# [Exercise directions]
Copy the lines below that contain "title".

+++ Information shown

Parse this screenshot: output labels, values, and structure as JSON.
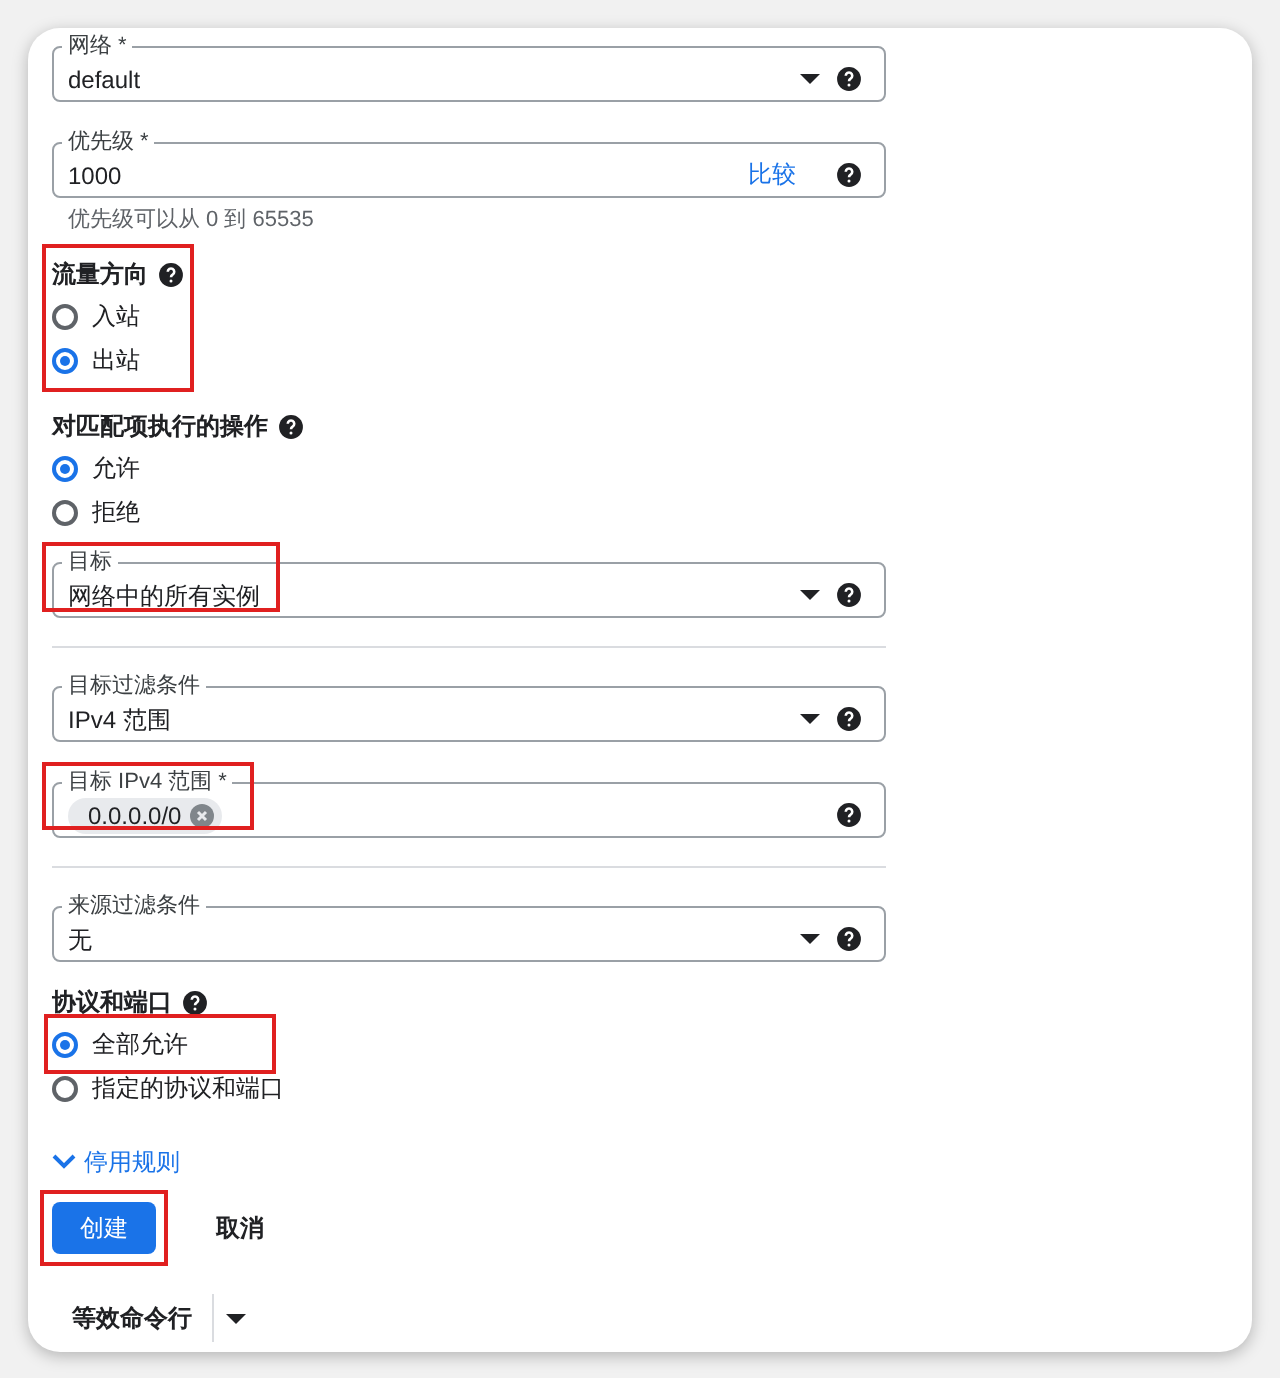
{
  "form": [
    {
      "kind": "select",
      "label": "网络 *",
      "value": "default"
    },
    {
      "kind": "input",
      "label": "优先级 *",
      "value": "1000",
      "action": "比较",
      "helper": "优先级可以从 0 到 65535"
    },
    {
      "kind": "radio_group",
      "title": "流量方向",
      "highlighted": true,
      "options": [
        {
          "label": "入站",
          "selected": false
        },
        {
          "label": "出站",
          "selected": true
        }
      ]
    },
    {
      "kind": "radio_group",
      "title": "对匹配项执行的操作",
      "options": [
        {
          "label": "允许",
          "selected": true
        },
        {
          "label": "拒绝",
          "selected": false
        }
      ]
    },
    {
      "kind": "select",
      "label": "目标",
      "value": "网络中的所有实例",
      "highlighted": true
    },
    {
      "kind": "divider"
    },
    {
      "kind": "select",
      "label": "目标过滤条件",
      "value": "IPv4 范围"
    },
    {
      "kind": "chips",
      "label": "目标 IPv4 范围 *",
      "chips": [
        "0.0.0.0/0"
      ],
      "highlighted": true
    },
    {
      "kind": "divider"
    },
    {
      "kind": "select",
      "label": "来源过滤条件",
      "value": "无"
    },
    {
      "kind": "radio_group",
      "title": "协议和端口",
      "options": [
        {
          "label": "全部允许",
          "selected": true,
          "highlighted": true
        },
        {
          "label": "指定的协议和端口",
          "selected": false
        }
      ]
    },
    {
      "kind": "disclosure",
      "label": "停用规则",
      "expanded": false
    }
  ],
  "buttons": [
    {
      "label": "创建",
      "kind": "primary",
      "highlighted": true
    },
    {
      "label": "取消",
      "kind": "text"
    }
  ],
  "command_line": {
    "label": "等效命令行"
  }
}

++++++

# [Exercise response]
      "title": "流量方向",
      "title": "对匹配项执行的操作",
      "title": "协议和端口",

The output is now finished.